__GOAL OF THE EXERCISE__. Every entry below should be printed again exactly as it reads.

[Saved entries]

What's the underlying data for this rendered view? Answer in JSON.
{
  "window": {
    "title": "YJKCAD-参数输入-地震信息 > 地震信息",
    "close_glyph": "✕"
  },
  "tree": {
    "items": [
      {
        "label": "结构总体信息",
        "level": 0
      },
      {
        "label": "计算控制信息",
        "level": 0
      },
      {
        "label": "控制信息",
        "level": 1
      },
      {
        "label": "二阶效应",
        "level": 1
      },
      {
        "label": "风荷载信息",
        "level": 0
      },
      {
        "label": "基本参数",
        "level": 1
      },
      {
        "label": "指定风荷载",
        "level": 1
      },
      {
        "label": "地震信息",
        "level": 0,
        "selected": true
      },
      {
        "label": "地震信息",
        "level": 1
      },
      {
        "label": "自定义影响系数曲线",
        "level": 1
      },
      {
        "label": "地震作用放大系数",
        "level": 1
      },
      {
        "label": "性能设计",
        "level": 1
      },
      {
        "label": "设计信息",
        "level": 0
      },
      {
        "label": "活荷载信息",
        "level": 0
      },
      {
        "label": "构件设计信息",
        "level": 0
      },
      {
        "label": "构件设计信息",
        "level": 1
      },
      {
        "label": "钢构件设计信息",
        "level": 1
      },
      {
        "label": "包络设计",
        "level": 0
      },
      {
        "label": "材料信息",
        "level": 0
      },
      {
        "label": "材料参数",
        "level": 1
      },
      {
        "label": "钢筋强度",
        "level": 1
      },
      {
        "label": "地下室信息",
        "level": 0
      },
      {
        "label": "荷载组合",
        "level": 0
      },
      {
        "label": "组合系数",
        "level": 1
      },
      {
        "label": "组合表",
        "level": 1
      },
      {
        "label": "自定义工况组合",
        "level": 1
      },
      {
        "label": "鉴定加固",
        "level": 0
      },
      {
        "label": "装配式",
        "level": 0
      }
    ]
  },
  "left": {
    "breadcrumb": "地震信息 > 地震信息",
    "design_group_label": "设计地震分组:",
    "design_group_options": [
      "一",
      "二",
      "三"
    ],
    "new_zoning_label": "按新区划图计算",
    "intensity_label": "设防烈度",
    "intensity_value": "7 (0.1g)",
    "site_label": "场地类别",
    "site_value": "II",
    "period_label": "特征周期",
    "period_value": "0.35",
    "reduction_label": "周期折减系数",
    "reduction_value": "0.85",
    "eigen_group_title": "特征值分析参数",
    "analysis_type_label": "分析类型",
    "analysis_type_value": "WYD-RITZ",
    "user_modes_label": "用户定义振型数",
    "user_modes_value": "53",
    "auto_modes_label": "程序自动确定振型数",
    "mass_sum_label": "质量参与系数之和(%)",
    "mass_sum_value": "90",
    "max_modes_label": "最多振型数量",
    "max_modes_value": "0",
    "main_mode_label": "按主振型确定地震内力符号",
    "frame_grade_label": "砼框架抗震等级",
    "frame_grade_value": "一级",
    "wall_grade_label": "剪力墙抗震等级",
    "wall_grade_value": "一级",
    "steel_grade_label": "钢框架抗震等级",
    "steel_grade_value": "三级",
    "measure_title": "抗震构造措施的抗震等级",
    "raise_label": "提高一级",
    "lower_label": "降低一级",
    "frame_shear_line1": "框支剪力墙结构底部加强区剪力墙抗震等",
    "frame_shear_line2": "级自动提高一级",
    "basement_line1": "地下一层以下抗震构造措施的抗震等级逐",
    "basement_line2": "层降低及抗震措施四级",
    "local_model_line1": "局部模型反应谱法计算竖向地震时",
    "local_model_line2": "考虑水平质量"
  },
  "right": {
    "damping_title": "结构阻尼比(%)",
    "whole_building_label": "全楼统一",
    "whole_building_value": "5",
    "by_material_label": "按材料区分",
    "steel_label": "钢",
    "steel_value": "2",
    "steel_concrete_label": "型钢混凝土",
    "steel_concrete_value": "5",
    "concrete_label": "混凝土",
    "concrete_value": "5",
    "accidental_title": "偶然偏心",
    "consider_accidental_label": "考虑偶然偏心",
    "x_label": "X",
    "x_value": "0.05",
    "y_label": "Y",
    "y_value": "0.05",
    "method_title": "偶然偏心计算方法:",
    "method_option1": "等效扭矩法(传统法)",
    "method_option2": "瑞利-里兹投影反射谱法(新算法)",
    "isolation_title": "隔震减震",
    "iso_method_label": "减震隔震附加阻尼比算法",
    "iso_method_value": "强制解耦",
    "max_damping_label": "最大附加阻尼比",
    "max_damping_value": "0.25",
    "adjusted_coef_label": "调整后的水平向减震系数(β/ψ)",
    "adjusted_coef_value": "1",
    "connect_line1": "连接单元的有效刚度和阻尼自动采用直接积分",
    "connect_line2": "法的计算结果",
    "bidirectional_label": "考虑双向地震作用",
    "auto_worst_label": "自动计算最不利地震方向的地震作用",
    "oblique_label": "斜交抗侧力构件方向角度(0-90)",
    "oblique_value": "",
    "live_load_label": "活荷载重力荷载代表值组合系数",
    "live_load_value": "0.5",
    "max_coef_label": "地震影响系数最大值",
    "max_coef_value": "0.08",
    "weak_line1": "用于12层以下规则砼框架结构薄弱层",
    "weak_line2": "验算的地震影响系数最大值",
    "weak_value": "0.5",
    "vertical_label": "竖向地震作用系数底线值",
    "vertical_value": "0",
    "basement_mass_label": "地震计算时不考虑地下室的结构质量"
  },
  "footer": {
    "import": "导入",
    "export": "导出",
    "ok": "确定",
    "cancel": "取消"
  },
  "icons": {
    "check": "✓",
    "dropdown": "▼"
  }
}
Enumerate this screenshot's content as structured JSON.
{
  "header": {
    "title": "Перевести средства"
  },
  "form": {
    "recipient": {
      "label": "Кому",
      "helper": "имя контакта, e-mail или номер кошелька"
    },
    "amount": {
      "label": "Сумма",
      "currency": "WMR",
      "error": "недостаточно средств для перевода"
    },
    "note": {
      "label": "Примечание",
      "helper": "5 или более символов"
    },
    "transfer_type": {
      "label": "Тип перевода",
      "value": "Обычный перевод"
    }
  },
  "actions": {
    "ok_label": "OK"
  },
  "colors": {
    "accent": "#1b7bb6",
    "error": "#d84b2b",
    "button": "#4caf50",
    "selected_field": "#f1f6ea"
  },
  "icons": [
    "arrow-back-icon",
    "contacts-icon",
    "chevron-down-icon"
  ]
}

__FINISHED EXERCISE__.
What's the underlying data for this rendered view? Answer in JSON.
{
  "window": {
    "title": "YJKCAD-参数输入-地震信息 > 地震信息",
    "close_glyph": "✕"
  },
  "tree": {
    "items": [
      {
        "label": "结构总体信息",
        "level": 0
      },
      {
        "label": "计算控制信息",
        "level": 0
      },
      {
        "label": "控制信息",
        "level": 1
      },
      {
        "label": "二阶效应",
        "level": 1
      },
      {
        "label": "风荷载信息",
        "level": 0
      },
      {
        "label": "基本参数",
        "level": 1
      },
      {
        "label": "指定风荷载",
        "level": 1
      },
      {
        "label": "地震信息",
        "level": 0,
        "selected": true
      },
      {
        "label": "地震信息",
        "level": 1
      },
      {
        "label": "自定义影响系数曲线",
        "level": 1
      },
      {
        "label": "地震作用放大系数",
        "level": 1
      },
      {
        "label": "性能设计",
        "level": 1
      },
      {
        "label": "设计信息",
        "level": 0
      },
      {
        "label": "活荷载信息",
        "level": 0
      },
      {
        "label": "构件设计信息",
        "level": 0
      },
      {
        "label": "构件设计信息",
        "level": 1
      },
      {
        "label": "钢构件设计信息",
        "level": 1
      },
      {
        "label": "包络设计",
        "level": 0
      },
      {
        "label": "材料信息",
        "level": 0
      },
      {
        "label": "材料参数",
        "level": 1
      },
      {
        "label": "钢筋强度",
        "level": 1
      },
      {
        "label": "地下室信息",
        "level": 0
      },
      {
        "label": "荷载组合",
        "level": 0
      },
      {
        "label": "组合系数",
        "level": 1
      },
      {
        "label": "组合表",
        "level": 1
      },
      {
        "label": "自定义工况组合",
        "level": 1
      },
      {
        "label": "鉴定加固",
        "level": 0
      },
      {
        "label": "装配式",
        "level": 0
      }
    ]
  },
  "left": {
    "breadcrumb": "地震信息 > 地震信息",
    "design_group_label": "设计地震分组:",
    "design_group_options": [
      "一",
      "二",
      "三"
    ],
    "new_zoning_label": "按新区划图计算",
    "intensity_label": "设防烈度",
    "intensity_value": "7 (0.1g)",
    "site_label": "场地类别",
    "site_value": "II",
    "period_label": "特征周期",
    "period_value": "0.35",
    "reduction_label": "周期折减系数",
    "reduction_value": "0.85",
    "eigen_group_title": "特征值分析参数",
    "analysis_type_label": "分析类型",
    "analysis_type_value": "WYD-RITZ",
    "user_modes_label": "用户定义振型数",
    "user_modes_value": "53",
    "auto_modes_label": "程序自动确定振型数",
    "mass_sum_label": "质量参与系数之和(%)",
    "mass_sum_value": "90",
    "max_modes_label": "最多振型数量",
    "max_modes_value": "0",
    "main_mode_label": "按主振型确定地震内力符号",
    "frame_grade_label": "砼框架抗震等级",
    "frame_grade_value": "一级",
    "wall_grade_label": "剪力墙抗震等级",
    "wall_grade_value": "一级",
    "steel_grade_label": "钢框架抗震等级",
    "steel_grade_value": "三级",
    "measure_title": "抗震构造措施的抗震等级",
    "raise_label": "提高一级",
    "lower_label": "降低一级",
    "frame_shear_line1": "框支剪力墙结构底部加强区剪力墙抗震等",
    "frame_shear_line2": "级自动提高一级",
    "basement_line1": "地下一层以下抗震构造措施的抗震等级逐",
    "basement_line2": "层降低及抗震措施四级",
    "local_model_line1": "局部模型反应谱法计算竖向地震时",
    "local_model_line2": "考虑水平质量"
  },
  "right": {
    "damping_title": "结构阻尼比(%)",
    "whole_building_label": "全楼统一",
    "whole_building_value": "5",
    "by_material_label": "按材料区分",
    "steel_label": "钢",
    "steel_value": "2",
    "steel_concrete_label": "型钢混凝土",
    "steel_concrete_value": "5",
    "concrete_label": "混凝土",
    "concrete_value": "5",
    "accidental_title": "偶然偏心",
    "consider_accidental_label": "考虑偶然偏心",
    "x_label": "X",
    "x_value": "0.05",
    "y_label": "Y",
    "y_value": "0.05",
    "method_title": "偶然偏心计算方法:",
    "method_option1": "等效扭矩法(传统法)",
    "method_option2": "瑞利-里兹投影反射谱法(新算法)",
    "isolation_title": "隔震减震",
    "iso_method_label": "减震隔震附加阻尼比算法",
    "iso_method_value": "强制解耦",
    "max_damping_label": "最大附加阻尼比",
    "max_damping_value": "0.25",
    "adjusted_coef_label": "调整后的水平向减震系数(β/ψ)",
    "adjusted_coef_value": "1",
    "connect_line1": "连接单元的有效刚度和阻尼自动采用直接积分",
    "connect_line2": "法的计算结果",
    "bidirectional_label": "考虑双向地震作用",
    "auto_worst_label": "自动计算最不利地震方向的地震作用",
    "oblique_label": "斜交抗侧力构件方向角度(0-90)",
    "oblique_value": "",
    "live_load_label": "活荷载重力荷载代表值组合系数",
    "live_load_value": "0.5",
    "max_coef_label": "地震影响系数最大值",
    "max_coef_value": "0.08",
    "weak_line1": "用于12层以下规则砼框架结构薄弱层",
    "weak_line2": "验算的地震影响系数最大值",
    "weak_value": "0.5",
    "vertical_label": "竖向地震作用系数底线值",
    "vertical_value": "0",
    "basement_mass_label": "地震计算时不考虑地下室的结构质量"
  },
  "footer": {
    "import": "导入",
    "export": "导出",
    "ok": "确定",
    "cancel": "取消"
  },
  "icons": {
    "check": "✓",
    "dropdown": "▼"
  }
}
Enumerate this screenshot's content as structured JSON.
{
  "header": {
    "title": "Перевести средства"
  },
  "form": {
    "recipient": {
      "label": "Кому",
      "helper": "имя контакта, e-mail или номер кошелька"
    },
    "amount": {
      "label": "Сумма",
      "currency": "WMR",
      "error": "недостаточно средств для перевода"
    },
    "note": {
      "label": "Примечание",
      "helper": "5 или более символов"
    },
    "transfer_type": {
      "label": "Тип перевода",
      "value": "Обычный перевод"
    }
  },
  "actions": {
    "ok_label": "OK"
  },
  "colors": {
    "accent": "#1b7bb6",
    "error": "#d84b2b",
    "button": "#4caf50",
    "selected_field": "#f1f6ea"
  },
  "icons": [
    "arrow-back-icon",
    "contacts-icon",
    "chevron-down-icon"
  ]
}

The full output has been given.